What autumn leaves can tell you

RENO, Nev (KOLO) - If you missed it in your third grade science class, arborist Dale Carlon tells us why leaves change every autumn.

“The oranges and yellows and stuff that you see are there year round. But as the chlorophyll production starts to slow down, the green pigment goes away, and that's when you see the colors come out,” says Carlon.

At Caughlin Ranch the trees are showing off their full spectrum of reds, golds and oranges.

If you think this year's color is better than average, you would be right.
Carlon says that's because the temperatures lowered slowly allowing for the full variety of color.

But if your trees and bushes seemed to have changed color faster this year, that may be a problem with your irrigation system.

“Great indicator if you see trees on a long line. And you see some that have turned color early. That is an indicator of stress. That's a great time to check your irrigation system,” says Carlon.

Carlon recommends getting the irrigation system fixed now before it becomes a bigger problem in the spring.

He also says he's been getting calls from homeowners worried about how certain trees act this time of year.

“I have folks calling me now, about Austrian Pines. And they are very concerned that there are needles turning brown. As long as the needles are on the inside of the branches that is totally fine. That is what they are supposed to do this time of year. That is essentially shedding,” says Carlon.

What about trees that aren't a uniform color, one side is green, the other yellow and orange?

Carlon says that is perfectly normal, it can mean the sun it hitting the tree at a different angle.

Enjoy the colors now he says, because as the temperatures dip in the 30s this week the leaves will start to drop to the ground.

Speaking of lower temperatures, it may be time to turn off that outside water as well.

Carlon is the consulting arborist for the Truckee Meadows Water Authority.
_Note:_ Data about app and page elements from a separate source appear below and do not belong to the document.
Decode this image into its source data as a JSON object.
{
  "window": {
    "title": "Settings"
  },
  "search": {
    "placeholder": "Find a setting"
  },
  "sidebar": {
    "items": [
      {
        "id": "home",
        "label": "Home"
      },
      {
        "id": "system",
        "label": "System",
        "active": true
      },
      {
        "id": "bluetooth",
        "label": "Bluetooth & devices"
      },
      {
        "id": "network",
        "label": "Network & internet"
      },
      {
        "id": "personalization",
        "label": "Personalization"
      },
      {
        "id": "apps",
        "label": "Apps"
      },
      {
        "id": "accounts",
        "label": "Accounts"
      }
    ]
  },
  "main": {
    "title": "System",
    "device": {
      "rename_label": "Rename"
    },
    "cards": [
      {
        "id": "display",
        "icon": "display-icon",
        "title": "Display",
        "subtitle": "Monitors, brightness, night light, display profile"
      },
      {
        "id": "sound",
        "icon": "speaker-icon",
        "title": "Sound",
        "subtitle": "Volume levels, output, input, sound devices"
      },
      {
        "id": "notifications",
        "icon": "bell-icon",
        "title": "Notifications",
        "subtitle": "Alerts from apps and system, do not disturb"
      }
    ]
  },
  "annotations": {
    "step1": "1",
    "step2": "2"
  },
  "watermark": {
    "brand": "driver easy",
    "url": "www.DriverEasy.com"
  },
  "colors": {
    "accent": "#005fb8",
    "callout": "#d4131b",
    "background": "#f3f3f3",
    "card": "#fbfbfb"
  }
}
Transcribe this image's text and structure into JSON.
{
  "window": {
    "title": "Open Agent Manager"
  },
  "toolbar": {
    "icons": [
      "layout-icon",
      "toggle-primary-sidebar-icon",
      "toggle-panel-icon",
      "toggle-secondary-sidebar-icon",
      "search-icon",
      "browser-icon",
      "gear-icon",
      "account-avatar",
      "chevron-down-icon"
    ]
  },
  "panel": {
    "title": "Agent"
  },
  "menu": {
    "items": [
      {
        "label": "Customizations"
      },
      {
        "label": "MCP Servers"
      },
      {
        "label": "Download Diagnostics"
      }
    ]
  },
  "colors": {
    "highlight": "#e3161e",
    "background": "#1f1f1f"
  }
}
If you pay a water bill he can come to your house free of charge for tree evaluation and report.

You can reach Dale Carlon at dalecarlon@yahoo.com.